Before & after
We offer Pigeon and other bird control, removal, and management in Albuquerque and Rio Rancho. Bird control is important because pest birds can create health-related problems through their feces, including histoplasmosis, cryptococcosis, and psittacosis. They also carry ticks, fleas, mites, and other parasites.
If health issues are not a big enough concern, the damage they cause can be costly. Bird droppings are very acidic in nature. They actually eat away at many substrates, especially tar-based roofing materials. When left untreated the material will break down causing roof leaks. Their droppings can clog up gutters, and roof drains. Dryer vents have been clogged causing fire inside the home. Air conditioner units destroyed by nests. Car paint can even be stripped from the acid of their feces.
Bird control measures include: spikes, slow-voltage shock strips, netting, wires, tacky feet, trapping, and more. To see products we use click here:
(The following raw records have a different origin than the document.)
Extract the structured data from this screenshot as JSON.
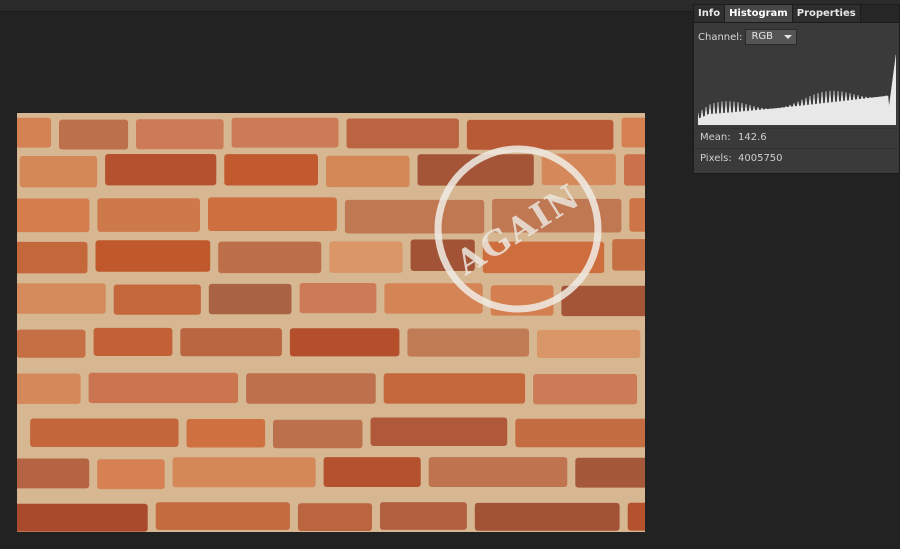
{
  "panel": {
    "tabs": [
      {
        "label": "Info",
        "active": false
      },
      {
        "label": "Histogram",
        "active": true
      },
      {
        "label": "Properties",
        "active": false
      }
    ],
    "channel_label": "Channel:",
    "channel_value": "RGB",
    "stats": {
      "mean_label": "Mean:",
      "mean_value": "142.6",
      "pixels_label": "Pixels:",
      "pixels_value": "4005750"
    }
  },
  "image": {
    "stamp_text": "AGAIN"
  },
  "colors": {
    "background": "#222222",
    "panel": "#3a3a3a",
    "histogram": "#e8e8e8",
    "brick": "#c0582c",
    "mortar": "#d9b995"
  }
}
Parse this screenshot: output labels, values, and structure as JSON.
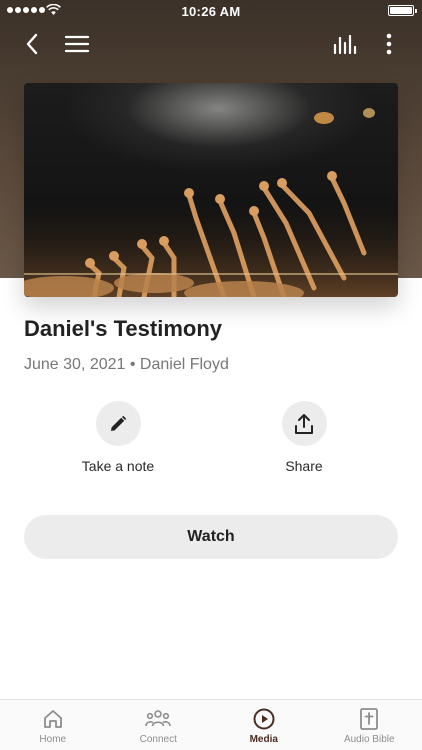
{
  "status_bar": {
    "time": "10:26 AM"
  },
  "colors": {
    "header_brown": "#5a493b",
    "accent_active": "#4a2d20",
    "button_bg": "#ececed"
  },
  "nav": {
    "left_icons": [
      "back-chevron-icon",
      "menu-icon"
    ],
    "right_icons": [
      "equalizer-icon",
      "more-vertical-icon"
    ]
  },
  "media": {
    "title": "Daniel's Testimony",
    "meta": "June 30, 2021 • Daniel Floyd"
  },
  "actions": [
    {
      "label": "Take a note",
      "icon": "pencil-icon"
    },
    {
      "label": "Share",
      "icon": "share-icon"
    }
  ],
  "watch_label": "Watch",
  "tabs": [
    {
      "label": "Home",
      "icon": "home-icon",
      "active": false
    },
    {
      "label": "Connect",
      "icon": "people-icon",
      "active": false
    },
    {
      "label": "Media",
      "icon": "play-circle-icon",
      "active": true
    },
    {
      "label": "Audio Bible",
      "icon": "bible-icon",
      "active": false
    }
  ]
}
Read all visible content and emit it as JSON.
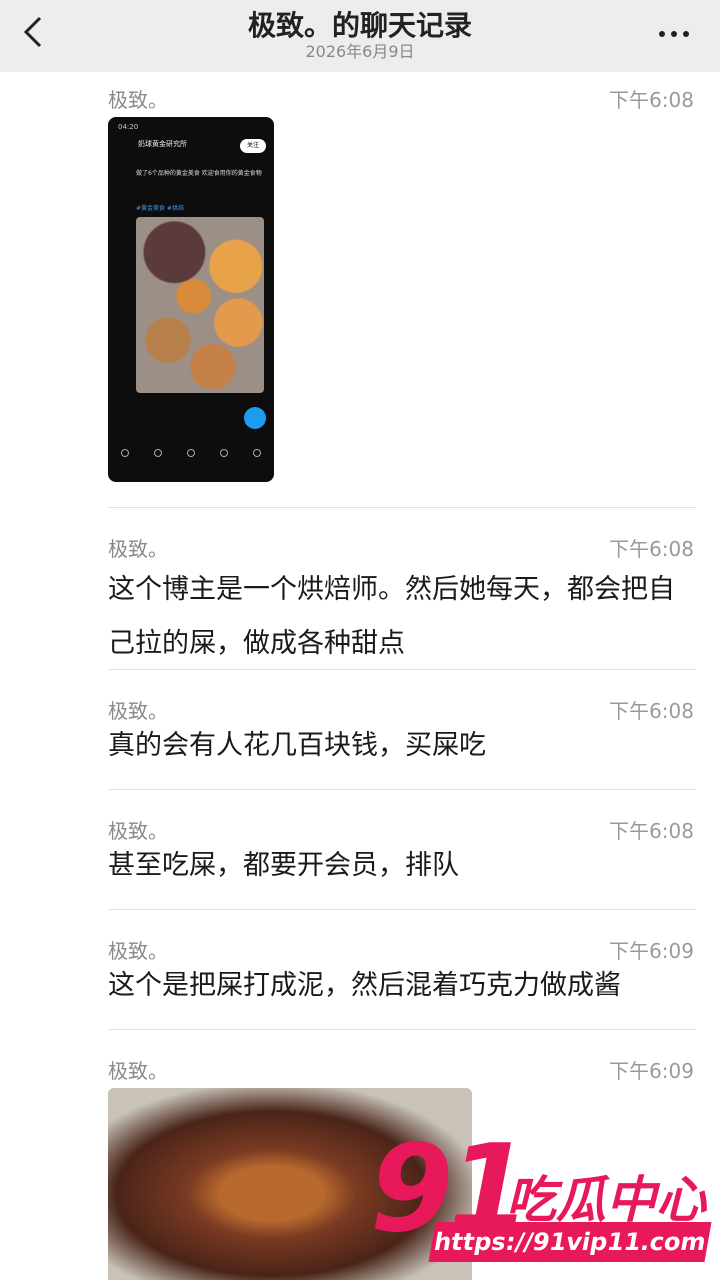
{
  "header": {
    "title": "极致。的聊天记录",
    "date": "2026年6月9日"
  },
  "thumbnail": {
    "status_time": "04:20",
    "account": "奶球黄金研究所",
    "follow": "关注",
    "post_text": "做了6个品种的黄金美食 欢迎食用你的黄金食物",
    "tags": "#黄金美食 #烘焙"
  },
  "messages": [
    {
      "sender": "极致。",
      "time": "下午6:08",
      "text": ""
    },
    {
      "sender": "极致。",
      "time": "下午6:08",
      "text": "这个博主是一个烘焙师。然后她每天，都会把自己拉的屎，做成各种甜点"
    },
    {
      "sender": "极致。",
      "time": "下午6:08",
      "text": "真的会有人花几百块钱，买屎吃"
    },
    {
      "sender": "极致。",
      "time": "下午6:08",
      "text": "甚至吃屎，都要开会员，排队"
    },
    {
      "sender": "极致。",
      "time": "下午6:09",
      "text": "这个是把屎打成泥，然后混着巧克力做成酱"
    },
    {
      "sender": "极致。",
      "time": "下午6:09",
      "text": ""
    }
  ],
  "watermark": {
    "number": "91",
    "name": "吃瓜中心",
    "url": "https://91vip11.com"
  },
  "colors": {
    "accent": "#e8195a",
    "header_bg": "#ededed"
  }
}
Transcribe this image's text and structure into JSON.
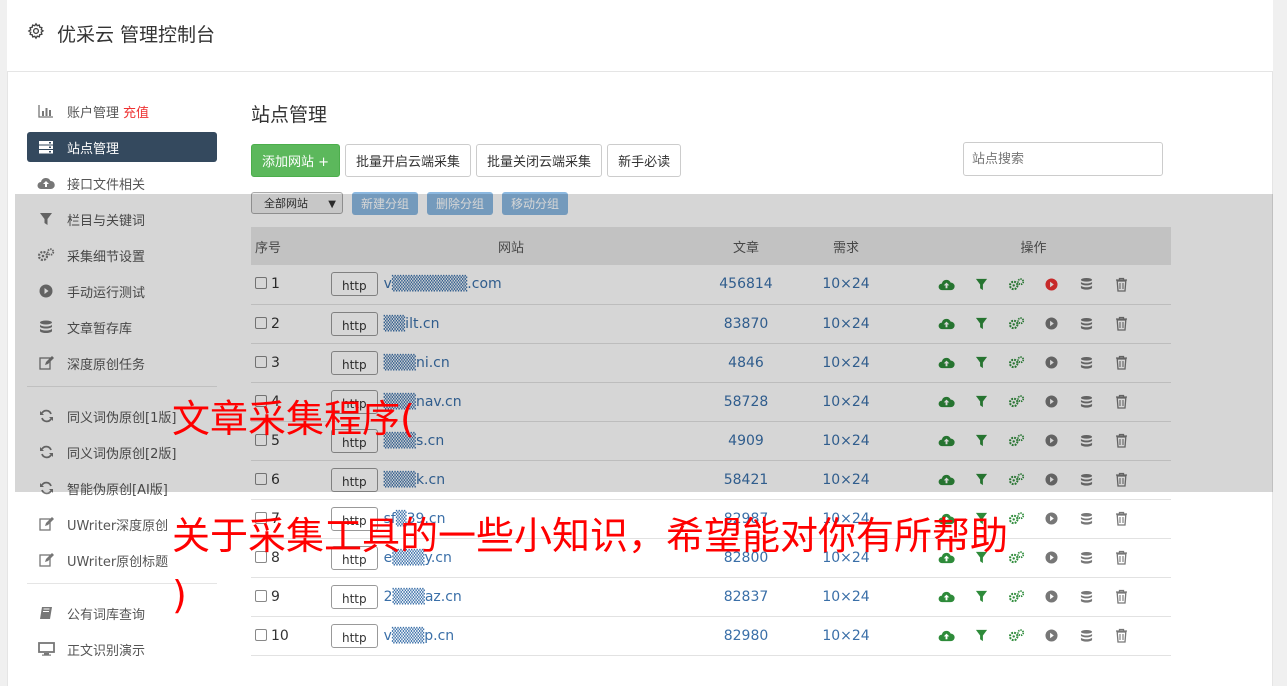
{
  "header": {
    "title": "优采云 管理控制台"
  },
  "sidebar": {
    "items": [
      {
        "label": "账户管理",
        "extra": "充值",
        "icon": "bar-chart-icon"
      },
      {
        "label": "站点管理",
        "icon": "server-icon",
        "active": true
      },
      {
        "label": "接口文件相关",
        "icon": "cloud-upload-icon"
      },
      {
        "label": "栏目与关键词",
        "icon": "filter-icon"
      },
      {
        "label": "采集细节设置",
        "icon": "cogs-icon"
      },
      {
        "label": "手动运行测试",
        "icon": "play-circle-icon"
      },
      {
        "label": "文章暂存库",
        "icon": "database-icon"
      },
      {
        "label": "深度原创任务",
        "icon": "edit-icon"
      }
    ],
    "items2": [
      {
        "label": "同义词伪原创[1版]",
        "icon": "refresh-icon"
      },
      {
        "label": "同义词伪原创[2版]",
        "icon": "refresh-icon"
      },
      {
        "label": "智能伪原创[AI版]",
        "icon": "refresh-icon"
      },
      {
        "label": "UWriter深度原创",
        "icon": "edit-icon"
      },
      {
        "label": "UWriter原创标题",
        "icon": "edit-icon"
      }
    ],
    "items3": [
      {
        "label": "公有词库查询",
        "icon": "book-icon"
      },
      {
        "label": "正文识别演示",
        "icon": "monitor-icon"
      }
    ]
  },
  "main": {
    "title": "站点管理",
    "buttons": {
      "add": "添加网站 +",
      "batch_on": "批量开启云端采集",
      "batch_off": "批量关闭云端采集",
      "guide": "新手必读"
    },
    "search_placeholder": "站点搜索",
    "group_select": "全部网站",
    "group_buttons": {
      "new": "新建分组",
      "delete": "删除分组",
      "move": "移动分组"
    },
    "columns": {
      "no": "序号",
      "site": "网站",
      "articles": "文章",
      "demand": "需求",
      "ops": "操作"
    },
    "http_label": "http",
    "rows": [
      {
        "no": "1",
        "site": "v▒▒▒▒▒▒▒.com",
        "articles": "456814",
        "demand": "10×24",
        "play_red": true
      },
      {
        "no": "2",
        "site": "▒▒ilt.cn",
        "articles": "83870",
        "demand": "10×24",
        "play_red": false
      },
      {
        "no": "3",
        "site": "▒▒▒ni.cn",
        "articles": "4846",
        "demand": "10×24",
        "play_red": false
      },
      {
        "no": "4",
        "site": "▒▒▒nav.cn",
        "articles": "58728",
        "demand": "10×24",
        "play_red": false
      },
      {
        "no": "5",
        "site": "▒▒▒s.cn",
        "articles": "4909",
        "demand": "10×24",
        "play_red": false
      },
      {
        "no": "6",
        "site": "▒▒▒k.cn",
        "articles": "58421",
        "demand": "10×24",
        "play_red": false
      },
      {
        "no": "7",
        "site": "sf▒39.cn",
        "articles": "82987",
        "demand": "10×24",
        "play_red": false
      },
      {
        "no": "8",
        "site": "e▒▒▒y.cn",
        "articles": "82800",
        "demand": "10×24",
        "play_red": false
      },
      {
        "no": "9",
        "site": "2▒▒▒az.cn",
        "articles": "82837",
        "demand": "10×24",
        "play_red": false
      },
      {
        "no": "10",
        "site": "v▒▒▒p.cn",
        "articles": "82980",
        "demand": "10×24",
        "play_red": false
      }
    ]
  },
  "overlay_text": {
    "line1": "文章采集程序(",
    "line2": "关于采集工具的一些小知识，希望能对你有所帮助",
    "line3": ")"
  },
  "colors": {
    "green": "#5cb85c",
    "sidebar_active": "#34495e",
    "link": "#3a6fa8",
    "overlay_red": "#ff0000"
  }
}
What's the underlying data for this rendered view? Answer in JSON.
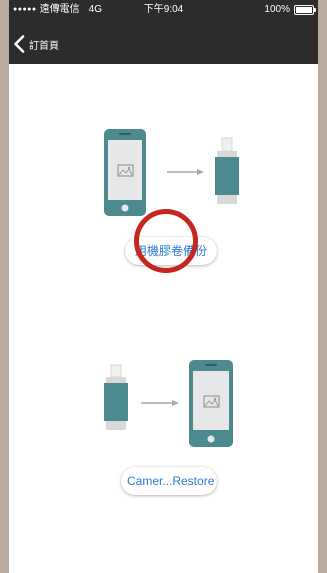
{
  "status_bar": {
    "signal": "●●●●●",
    "carrier": "遠傳電信",
    "network": "4G",
    "time": "下午9:04",
    "battery": "100%"
  },
  "nav": {
    "back_icon": "chevron-left-icon",
    "back_label": "訂首頁"
  },
  "backup": {
    "button_label": "用機膠卷備份"
  },
  "restore": {
    "button_label": "Camer...Restore"
  },
  "colors": {
    "accent_teal": "#4d8a8f",
    "screen_gray": "#e6e7e8",
    "button_text_blue": "#2b7bd6",
    "tap_circle_red": "#c6261d",
    "nav_bg": "#2c2c2c"
  }
}
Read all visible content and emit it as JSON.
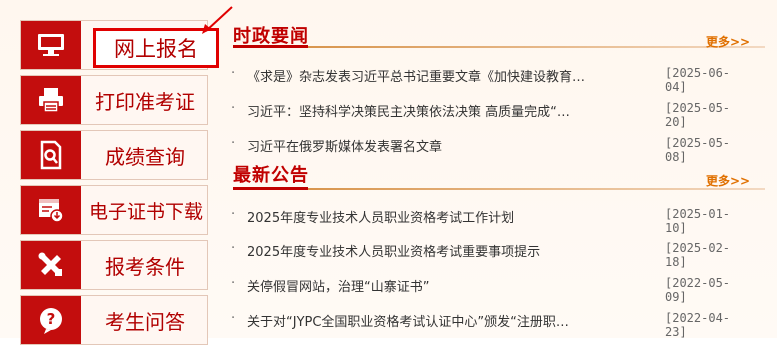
{
  "menu": {
    "items": [
      {
        "label": "网上报名",
        "icon": "monitor-icon"
      },
      {
        "label": "打印准考证",
        "icon": "printer-icon"
      },
      {
        "label": "成绩查询",
        "icon": "document-search-icon"
      },
      {
        "label": "电子证书下载",
        "icon": "certificate-download-icon"
      },
      {
        "label": "报考条件",
        "icon": "tools-icon"
      },
      {
        "label": "考生问答",
        "icon": "question-icon"
      }
    ]
  },
  "politics": {
    "title": "时政要闻",
    "more": "更多>>",
    "items": [
      {
        "title": "《求是》杂志发表习近平总书记重要文章《加快建设教育…",
        "date": "[2025-06-04]"
      },
      {
        "title": "习近平：坚持科学决策民主决策依法决策 高质量完成“…",
        "date": "[2025-05-20]"
      },
      {
        "title": "习近平在俄罗斯媒体发表署名文章",
        "date": "[2025-05-08]"
      }
    ]
  },
  "notices": {
    "title": "最新公告",
    "more": "更多>>",
    "items": [
      {
        "title": "2025年度专业技术人员职业资格考试工作计划",
        "date": "[2025-01-10]"
      },
      {
        "title": "2025年度专业技术人员职业资格考试重要事项提示",
        "date": "[2025-02-18]"
      },
      {
        "title": "关停假冒网站，治理“山寨证书”",
        "date": "[2022-05-09]"
      },
      {
        "title": "关于对“JYPC全国职业资格考试认证中心”颁发“注册职…",
        "date": "[2022-04-23]"
      }
    ]
  },
  "colors": {
    "accent": "#c30d0d",
    "highlight": "#e00000",
    "more": "#e07000"
  }
}
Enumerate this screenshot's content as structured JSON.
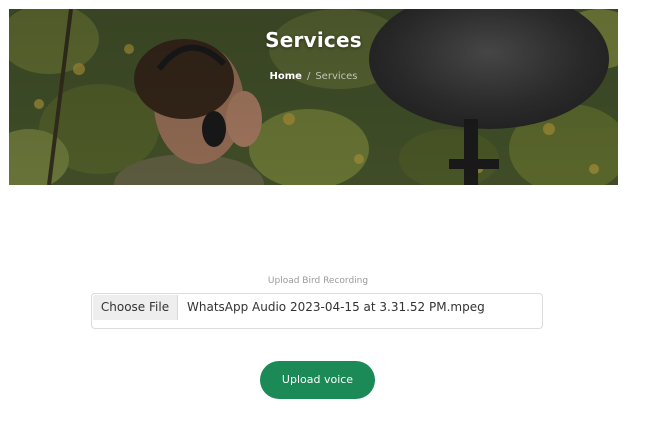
{
  "hero": {
    "title": "Services",
    "breadcrumb": {
      "home": "Home",
      "separator": "/",
      "current": "Services"
    }
  },
  "form": {
    "label": "Upload Bird Recording",
    "file_input": {
      "button_label": "Choose File",
      "file_name": "WhatsApp Audio 2023-04-15 at 3.31.52 PM.mpeg"
    },
    "submit_label": "Upload voice"
  },
  "colors": {
    "accent": "#1b8a57",
    "banner_overlay": "#3b4a28"
  }
}
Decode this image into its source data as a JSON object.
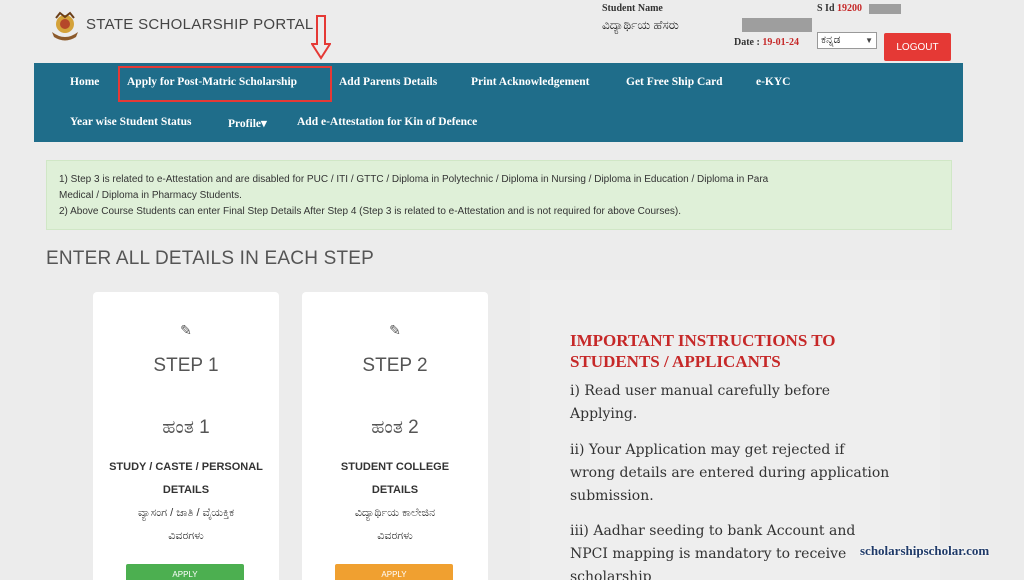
{
  "header": {
    "portal_title": "STATE SCHOLARSHIP PORTAL",
    "student_name_label": "Student Name",
    "student_name_kannada": "ವಿದ್ಯಾರ್ಥಿಯ ಹೆಸರು",
    "sid_label": "S Id",
    "sid_value": "19200",
    "date_label": "Date :",
    "date_value": "19-01-24",
    "language_selected": "ಕನ್ನಡ",
    "logout_label": "LOGOUT"
  },
  "nav": {
    "row1": [
      "Home",
      "Apply for Post-Matric Scholarship",
      "Add Parents Details",
      "Print Acknowledgement",
      "Get Free Ship Card",
      "e-KYC"
    ],
    "row2": [
      "Year wise Student Status",
      "Profile▾",
      "Add e-Attestation for Kin of Defence"
    ]
  },
  "notice": {
    "line1": "1) Step 3 is related to e-Attestation and are disabled for PUC / ITI / GTTC / Diploma in Polytechnic / Diploma in Nursing / Diploma in Education / Diploma in Para",
    "line1b": "Medical / Diploma in Pharmacy Students.",
    "line2": "2) Above Course Students can enter Final Step Details After Step 4 (Step 3 is related to e-Attestation and is not required for above Courses)."
  },
  "section_title": "ENTER ALL DETAILS IN EACH STEP",
  "steps": [
    {
      "title": "STEP 1",
      "title_kn": "ಹಂತ 1",
      "desc": [
        "STUDY / CASTE / PERSONAL",
        "DETAILS"
      ],
      "desc_kn": [
        "ವ್ಯಾಸಂಗ / ಜಾತಿ / ವೈಯಕ್ತಿಕ",
        "ವಿವರಗಳು"
      ],
      "button": "APPLY",
      "button_color": "#4caf50"
    },
    {
      "title": "STEP 2",
      "title_kn": "ಹಂತ 2",
      "desc": [
        "STUDENT COLLEGE",
        "DETAILS"
      ],
      "desc_kn": [
        "ವಿದ್ಯಾರ್ಥಿಯ ಕಾಲೇಜಿನ",
        "ವಿವರಗಳು"
      ],
      "button": "APPLY",
      "button_color": "#f0a030"
    }
  ],
  "instructions": {
    "title_line1": "IMPORTANT INSTRUCTIONS TO",
    "title_line2": "STUDENTS / APPLICANTS",
    "item1": [
      "i) Read user manual carefully before",
      "Applying."
    ],
    "item2": [
      "ii) Your Application may get rejected if",
      "wrong details are entered during application",
      "submission."
    ],
    "item3": [
      "iii) Aadhar seeding to bank Account and",
      "NPCI mapping is mandatory to receive",
      "scholarship"
    ]
  },
  "watermark": "scholarshipscholar.com",
  "colors": {
    "nav_bg": "#1f6d8a",
    "logout": "#e53935",
    "notice_bg": "#dff0d8",
    "instruction_title": "#c62828",
    "highlight": "#e53935"
  }
}
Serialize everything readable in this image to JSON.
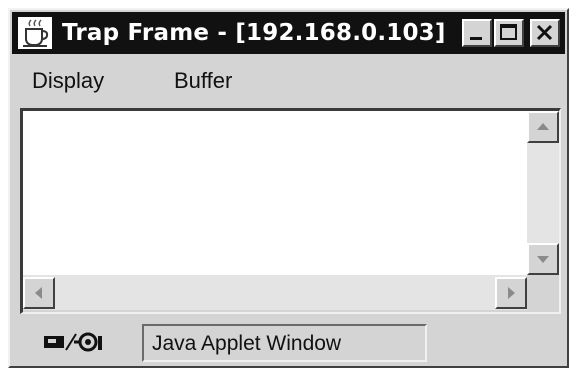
{
  "window": {
    "title": "Trap Frame - [192.168.0.103]"
  },
  "menu": {
    "items": [
      {
        "label": "Display"
      },
      {
        "label": "Buffer"
      }
    ]
  },
  "status": {
    "text": "Java Applet Window"
  },
  "icons": {
    "app": "java-cup-icon",
    "minimize": "minimize-icon",
    "maximize": "maximize-icon",
    "close": "close-icon",
    "scroll_up": "arrow-up-icon",
    "scroll_down": "arrow-down-icon",
    "scroll_left": "arrow-left-icon",
    "scroll_right": "arrow-right-icon",
    "applet_warning": "applet-key-icon"
  },
  "colors": {
    "title_bar": "#111111",
    "title_text": "#ffffff",
    "window_face": "#d4d4d4",
    "text_area": "#ffffff"
  }
}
Feeding pigeons is prohibited by ordinance in Albuquerque. Click here for ordinance.
Pigeons are well adapted to urban areas and car be found in most cities.
When provided with readily available food, pigeon populations can become excessive creating health risks, property damage and overall nuisance.
Poisoning or shooting pigeons is prohibited in city limits.
The best way to control pigeons from visiting your home or business is to remove food and water sources.
Roost sites should be altered to prevent nesting. Spikes, nets, and shock strips are some examples pigeon removal services.
Barn Swallows might be the fastest of the Swallows. They can reach speeds of 46 miles an hour. Swallows are between 5 to 7 inches long and are known for their split tail. These birds are known to be the first to migrate during early Autumn. A Swallow builds their nest by mixing mud with straw or grass pieces making little balls. They first build a shelf to roost on, then continue to build up the walls to make a cave looking nest. They can glue these nests on just about any surface. Swallows feed off flies, bees, butterflies, beetles and other insects.